Niagara Falls in Niagara County, New York — The American Northeast (Mid-Atlantic)
The First People to See the Falls
The first people to see Niagara Falls were probably nomadic hunters and gatherers who left behind evidence of their short-term camps and work areas in the form of tools and weapons. The Neutrals, known for their peaceful nature, followed, building villages on both sides of the Niagara River.
In the mid-17th century, the Senecas conquered the Neutrals. The Senecas were members of the Haudenosaunee (The People of the Longhouse), or Iroquois Confederation of Nations. By the beginning of the 18th century, the Iroquois were the most powerful Native Americans in the Great Lakes region.

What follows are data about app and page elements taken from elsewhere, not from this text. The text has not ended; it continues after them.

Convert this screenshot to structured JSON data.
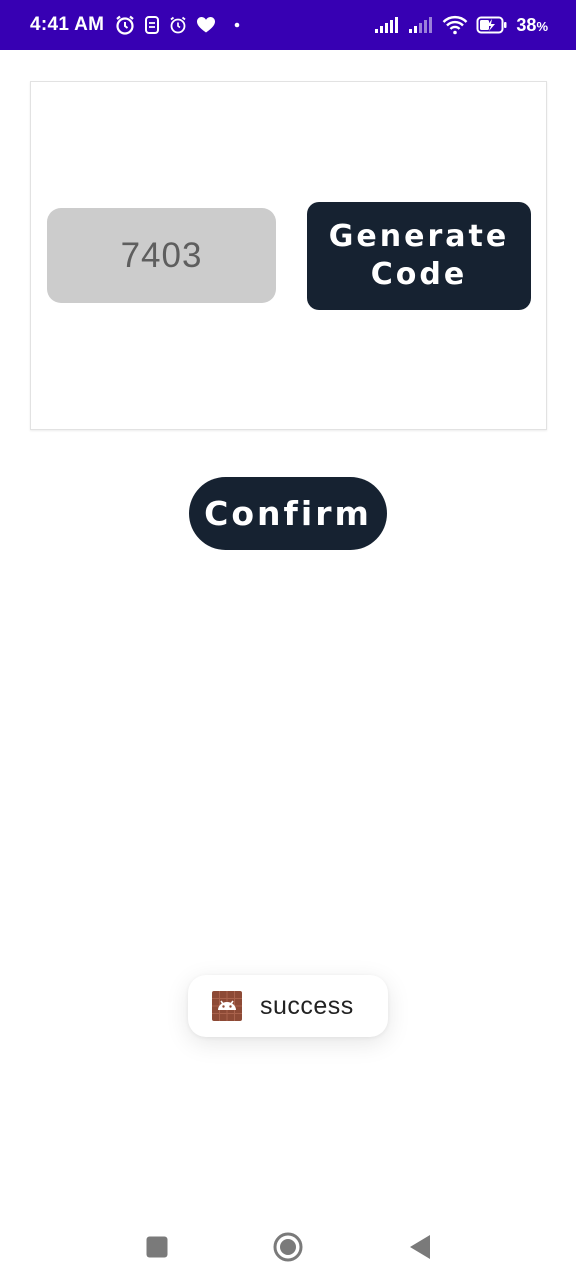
{
  "status_bar": {
    "time": "4:41 AM",
    "battery_percent": "38",
    "battery_unit": "%",
    "icons": [
      "alarm-icon",
      "sim-icon",
      "alarm-clock-icon",
      "heart-icon",
      "dot-icon",
      "signal-icon",
      "signal-icon",
      "wifi-icon",
      "battery-charging-icon"
    ]
  },
  "card": {
    "code_value": "7403",
    "generate_label": "Generate\nCode"
  },
  "confirm_label": "Confirm",
  "toast": {
    "message": "success",
    "icon": "android-icon"
  },
  "nav": {
    "icons": [
      "recents-icon",
      "home-icon",
      "back-icon"
    ]
  },
  "colors": {
    "status_bar": "#3700b3",
    "button": "#162231",
    "code_bg": "#cccccc"
  }
}
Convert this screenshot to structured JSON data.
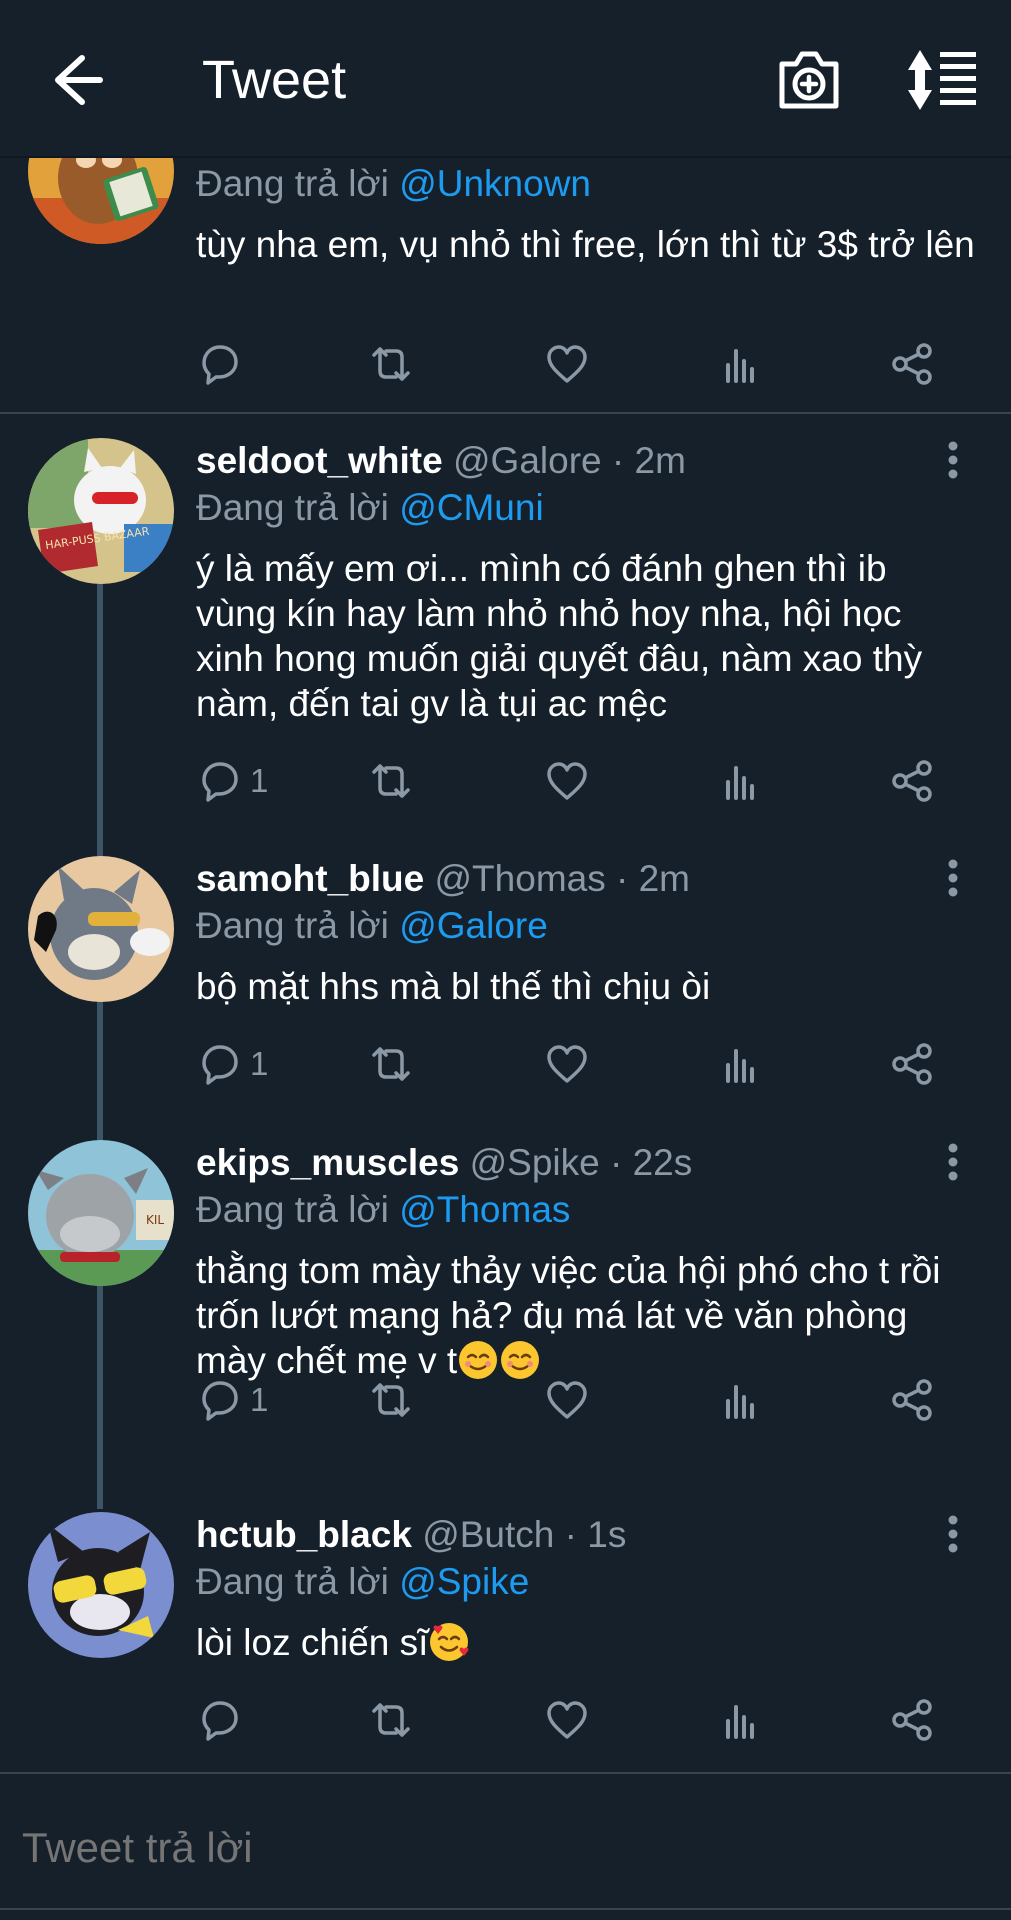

The first Europeans to visit the area were French traders and missionaries in the 16th and 17th centuries. In 1678, Father Louis Hennepin, a Recollet monk of the Franciscan order, visited the falls. When Hennepin returned to France, he described his experience and commissioned a painting of the falls and their surroundings.
The Iroquois Tree of Peace by Dren Lyons. Courtesy Onondaga Savings Bank.
[map] The Iroquois Confederation, ca. 1600.
Iroquois pictographs: Corn, Deer, Sing, Heron, Sadness, Wiseman, Bear, Bark
Father Louis Hennepin's expression of wonder at seeing the falls on December 6, 1678. "Betwixt the Ontario and Erie, there is a vast prodigious Cadence of Water which falls down after a surprising and astonishing manner, insomuch that the Universe does not afford its Parallel. "Tis true, Italy and Suedeland boast of some such Things; but we may well say they are but sorry Patterns, when compared to this of which we now speak. At the foot of the horrible Precipice we meet with the River Niagara, which is not above half a quarter of a League broad, but is wonderfully deep in some places. It is so rapid above this Descent, that it violently hurries down the Wild Beasts while endeavoring to pass it, to feed on the other side; they not being able to withstand the force of its Current, which inevitably casts them down headlong above Six hundred foot."
Niagara Falls, from Hennepin's New Discovery, first English edition, 1699.
Topics. This historical marker is listed in these topic lists: Environment • Exploration • Native Americans. A significant historical year for this entry is 1678.
Location. 43° 5.239′ N, 79° 4.075′ W. Marker is in Niagara Falls, New Touch for map. Marker is in this post office area: Niagara Falls NY 14303, United States of America. Touch for directions.
Other nearby markers. At least 8 other markers are within walking distance of this marker. Hennepin View (a few steps from this marker); Height, Sight, and Flight / The Niagara River Corridor Important Bird Area (about 300 feet away, measured in a direct line); Prospect Point Viewing Area (about 400 feet away); The Falls View Bridges (about 600 feet away); David Hill (about 700 feet away); Chief Clinton Rickard (about 700 feet away); Sophie Martin (about 700 feet away); Lake Ontario (approx. 0.2 miles away). Touch for a list and map of all markers in Niagara Falls.
Also see . . . Niagara Falls State Park. NY State Office of Parks, Recreation & Historic Preservation website entry (Submitted on September 10, 2014, by Anton Schwarzmueller of Wilson, New York.)
Credits. This page was last revised on January 5, 2022. It was originally submitted on September 10, 2014, by Anton Schwarzmueller of Wilson, New York. This page has been viewed 505 times since then and 82 times this year. Photos: 1, 2, 3, 4. submitted on September 10, 2014, by Anton Schwarzmueller of Wilson, New York. • Bill Pfingsten was the editor who published this page.